Mobility of Vulnerable Elders (MOVE): study protocol to evaluate the implementation and outcomes of a mobility intervention in long-term care facilities
1 Faculty of Nursing, University of Alberta, Edmonton, Canada
2 Faculty of Rehabilitation Medicine, University of Alberta, Edmonton, Canada
3 Faculty of Medicine and Dentistry, University of Alberta, Edmonton, Canada
BMC Geriatrics 2011, 11:84 doi:10.1186/1471-2318-11-84Published: 16 December 2011
Almost 90% of residents living in long-term care facilities have limited mobility which is associated with a loss of ability in activities of daily living, falls, increased risk of serious medical problems such as pressure ulcers, incontinence and a significant decline in health-related quality of life. For health workers caring for residents it may also increase the risk of injury. The effectiveness of rehabilitation to facilitate mobility has been studied with dedicated research assistants or extensively trained staff caregivers; however, few investigators have examined the effectiveness of techniques to encourage mobility by usual caregivers in long-term care facilities.
This longitudinal, quasi-experimental study is designed to demonstrate the effect of the sit-to-stand activity carried out by residents in the context of daily care with health care aides. In three intervention facilities health care aides will prompt residents to repeat the sit-to-stand action on two separate occasions during each day and each evening shift as part of daily care routines. In three control facilities residents will receive usual care. Intervention and control facilities are matched on the ownership model (public, private for-profit, voluntary not-for-profit) and facility size. The dose of the mobility intervention is assessed through the use of daily documentation flowsheets in the health record. Resident outcome measures include: 1) the 30-second sit-to-stand test; 2) the Functional Independence Measure; 3) the Health Utilities Index Mark 2 and 3; and, 4) the Quality of Life - Alzheimer's Disease.

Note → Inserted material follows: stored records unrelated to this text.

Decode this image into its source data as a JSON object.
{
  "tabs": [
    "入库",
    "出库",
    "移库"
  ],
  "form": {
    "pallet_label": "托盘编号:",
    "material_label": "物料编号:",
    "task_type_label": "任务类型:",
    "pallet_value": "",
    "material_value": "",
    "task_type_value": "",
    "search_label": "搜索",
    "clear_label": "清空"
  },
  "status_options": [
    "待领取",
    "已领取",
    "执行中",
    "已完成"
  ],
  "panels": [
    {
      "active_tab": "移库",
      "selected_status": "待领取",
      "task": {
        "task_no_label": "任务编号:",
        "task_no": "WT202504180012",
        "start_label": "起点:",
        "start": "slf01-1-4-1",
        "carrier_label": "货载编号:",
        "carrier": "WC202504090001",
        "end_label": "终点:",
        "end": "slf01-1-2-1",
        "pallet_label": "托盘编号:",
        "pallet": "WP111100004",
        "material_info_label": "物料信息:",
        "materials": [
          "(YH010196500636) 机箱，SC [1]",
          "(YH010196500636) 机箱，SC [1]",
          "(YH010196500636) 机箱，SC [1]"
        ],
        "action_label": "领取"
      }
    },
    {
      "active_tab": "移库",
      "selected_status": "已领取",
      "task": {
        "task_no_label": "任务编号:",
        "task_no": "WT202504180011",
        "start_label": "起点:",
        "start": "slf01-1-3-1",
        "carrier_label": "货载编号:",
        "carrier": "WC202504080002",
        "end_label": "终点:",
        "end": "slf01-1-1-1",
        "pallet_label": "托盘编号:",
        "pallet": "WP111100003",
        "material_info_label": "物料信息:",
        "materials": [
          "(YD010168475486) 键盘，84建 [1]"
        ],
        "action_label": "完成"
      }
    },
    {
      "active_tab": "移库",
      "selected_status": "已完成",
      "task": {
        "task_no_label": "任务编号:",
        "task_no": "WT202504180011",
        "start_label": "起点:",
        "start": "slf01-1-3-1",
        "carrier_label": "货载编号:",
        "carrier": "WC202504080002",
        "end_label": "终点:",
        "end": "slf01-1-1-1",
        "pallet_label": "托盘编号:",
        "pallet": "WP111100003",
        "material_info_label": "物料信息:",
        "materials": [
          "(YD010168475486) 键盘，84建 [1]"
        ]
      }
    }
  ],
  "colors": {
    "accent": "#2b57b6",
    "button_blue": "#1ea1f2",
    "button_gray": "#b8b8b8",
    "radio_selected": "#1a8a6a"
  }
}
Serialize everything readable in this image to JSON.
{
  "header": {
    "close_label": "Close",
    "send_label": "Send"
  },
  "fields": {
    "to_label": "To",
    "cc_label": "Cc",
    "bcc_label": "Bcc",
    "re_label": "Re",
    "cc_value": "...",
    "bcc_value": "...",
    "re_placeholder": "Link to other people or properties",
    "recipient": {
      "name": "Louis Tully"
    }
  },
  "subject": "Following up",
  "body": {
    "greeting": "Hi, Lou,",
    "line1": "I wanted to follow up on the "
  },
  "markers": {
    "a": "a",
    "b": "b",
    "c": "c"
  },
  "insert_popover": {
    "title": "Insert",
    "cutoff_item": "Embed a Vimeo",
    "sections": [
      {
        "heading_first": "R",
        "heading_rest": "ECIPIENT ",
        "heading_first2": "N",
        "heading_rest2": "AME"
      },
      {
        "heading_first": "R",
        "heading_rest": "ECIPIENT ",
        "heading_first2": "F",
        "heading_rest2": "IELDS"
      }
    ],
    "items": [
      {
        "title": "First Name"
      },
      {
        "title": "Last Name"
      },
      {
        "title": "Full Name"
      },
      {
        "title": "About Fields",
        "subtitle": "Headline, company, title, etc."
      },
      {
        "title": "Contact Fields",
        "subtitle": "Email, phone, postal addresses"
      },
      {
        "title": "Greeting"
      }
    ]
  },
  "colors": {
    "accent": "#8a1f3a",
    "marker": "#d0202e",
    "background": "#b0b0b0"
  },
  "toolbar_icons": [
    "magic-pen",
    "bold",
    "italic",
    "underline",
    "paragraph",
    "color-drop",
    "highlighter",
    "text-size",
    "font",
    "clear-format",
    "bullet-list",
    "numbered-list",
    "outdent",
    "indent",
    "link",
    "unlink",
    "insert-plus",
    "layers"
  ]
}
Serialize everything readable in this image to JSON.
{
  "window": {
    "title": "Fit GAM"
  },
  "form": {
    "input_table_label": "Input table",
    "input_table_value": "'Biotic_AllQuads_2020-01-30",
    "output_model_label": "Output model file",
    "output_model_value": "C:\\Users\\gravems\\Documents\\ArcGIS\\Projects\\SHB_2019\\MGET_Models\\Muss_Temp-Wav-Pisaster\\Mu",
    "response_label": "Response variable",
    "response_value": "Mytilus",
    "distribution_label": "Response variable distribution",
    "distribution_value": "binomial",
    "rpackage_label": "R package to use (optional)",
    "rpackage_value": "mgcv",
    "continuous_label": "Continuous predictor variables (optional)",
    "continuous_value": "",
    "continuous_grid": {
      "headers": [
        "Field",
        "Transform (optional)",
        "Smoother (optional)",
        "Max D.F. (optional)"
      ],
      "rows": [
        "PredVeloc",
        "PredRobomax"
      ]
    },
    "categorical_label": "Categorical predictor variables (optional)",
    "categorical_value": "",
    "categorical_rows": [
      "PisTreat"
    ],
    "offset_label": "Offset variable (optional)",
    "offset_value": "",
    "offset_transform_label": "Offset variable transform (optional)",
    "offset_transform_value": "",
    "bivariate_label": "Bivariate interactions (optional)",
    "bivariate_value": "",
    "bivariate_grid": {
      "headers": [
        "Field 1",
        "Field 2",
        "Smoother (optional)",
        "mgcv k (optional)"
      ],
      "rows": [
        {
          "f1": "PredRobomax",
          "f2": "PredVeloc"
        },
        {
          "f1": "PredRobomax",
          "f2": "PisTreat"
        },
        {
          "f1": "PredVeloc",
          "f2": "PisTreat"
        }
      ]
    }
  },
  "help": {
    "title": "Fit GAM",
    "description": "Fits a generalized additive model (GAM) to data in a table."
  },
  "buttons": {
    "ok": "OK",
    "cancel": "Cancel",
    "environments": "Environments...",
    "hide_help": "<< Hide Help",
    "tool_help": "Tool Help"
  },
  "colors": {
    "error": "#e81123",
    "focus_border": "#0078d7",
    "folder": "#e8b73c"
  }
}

There are several compelling reasons for this study: the widespread prevalence of limited mobility in this population; the rapid decline in mobility after admission to a long-term care facility; the importance of mobility to quality of life; the increased time (and therefore cost) required to care for residents with limited mobility; and, the increased risk of injury for health workers caring for residents who are unable to stand. The importance of these issues is magnified when considering the increasing number of people living in long-term care facilities and an aging population.
This clinical trial is registered with ClinicalTrials.gov (trial registration number: NCT01474616).